Some key factors in the existing site were the “slugs” or witty lines they topped their stories with, the headlines that draw readers in, and the reading experience itself. Most everything else was on the table, from the logo to the colors, but we didn’t want a jarring experience for long-time users.
Solving for vibrancy and character on the home page
The previous visual style of The Awl could maybe be best described as harsh and basic. It led with splashes of neon green, a large logo and the traditional reverse chronology of blogs with a side rail of posts and miscellany. It was very much a product of its time.
We simplified greatly by keeping the fun parts that worked, namely that garish green, but eliminating the side rail of content that could be distracting on the home page. Instead, we went big on the top of the home page, pulling out relevant stories and playing them as largely as possible.

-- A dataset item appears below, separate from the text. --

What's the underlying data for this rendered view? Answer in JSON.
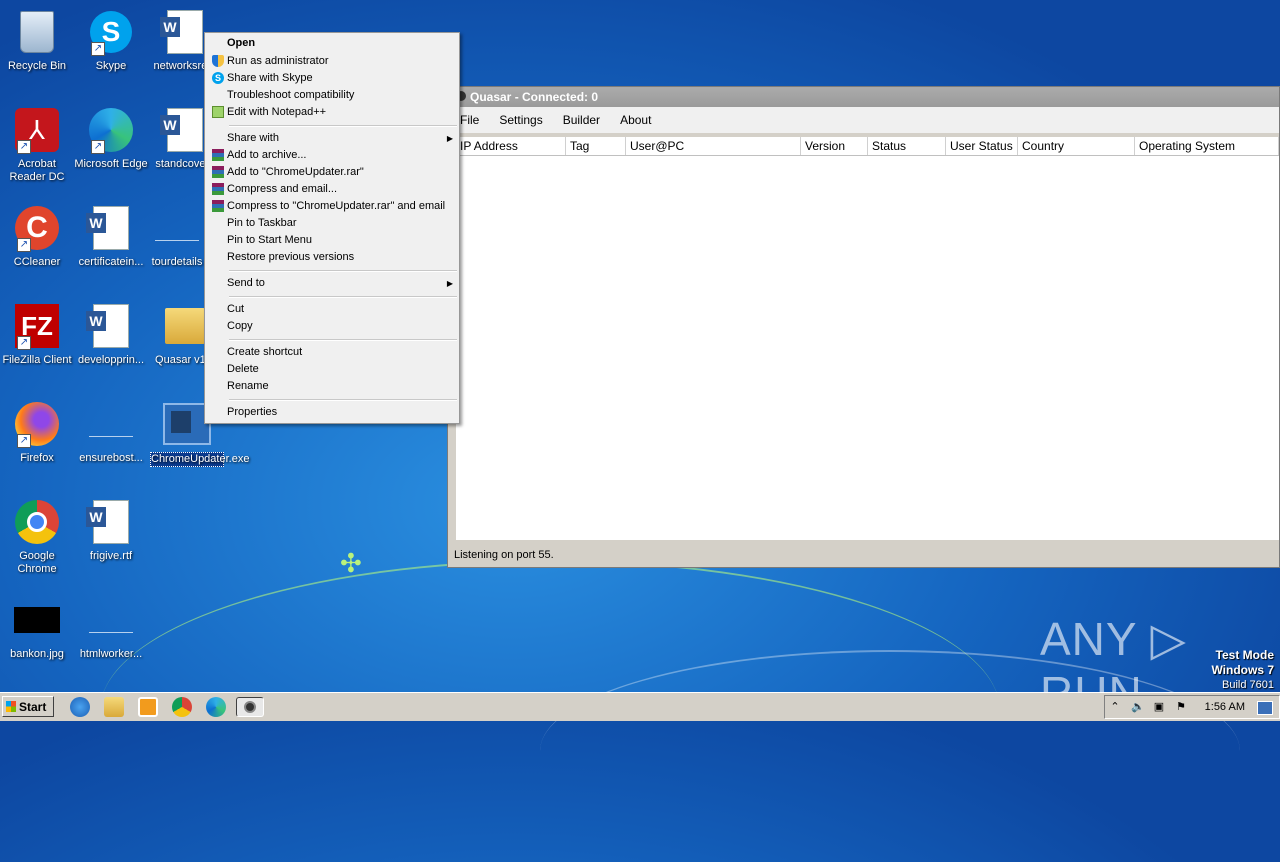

Our goal was to keep the launch simple and build over time, so we started with an initial layout of four stories that could work responsively as the viewport changed: one large banner and three smaller stories, one of which displayed as a key quote or insight in the piece.
Pretty but not precious
For articles, we focused on improving readability and providing a more helpful experience for advertising. Much like on the home page, the sidebar of what we delightfully called “chum” went away to keep the distractions limited to useful advertising. For long-form storytelling, we were even more dramatic, eliminating the rail entirely and incorporating the advertising in the flow of the story.
Some of those early experiments with layout and typography started as the standalone long-form feature "It's Adventure Time," a feature about the hit animated television show. The larger type, generous space and quote styles are meant to showcase an improved reading experience without seeming too precious.
Color and logos
In addition to creating the responsive website, I worked on improving and documenting their visual style, finding the best use for their electric green accent color, updating logos and reconsidering all of the type.
It ultimately was a set of relatively simple changes—moving the logo in some spots, giving space for their literary work—but it paid off in a much better experience for users.
As a coda, The Awl eventually moved to Medium for a spell, but returned to my design before ultimately shutting down in 2018.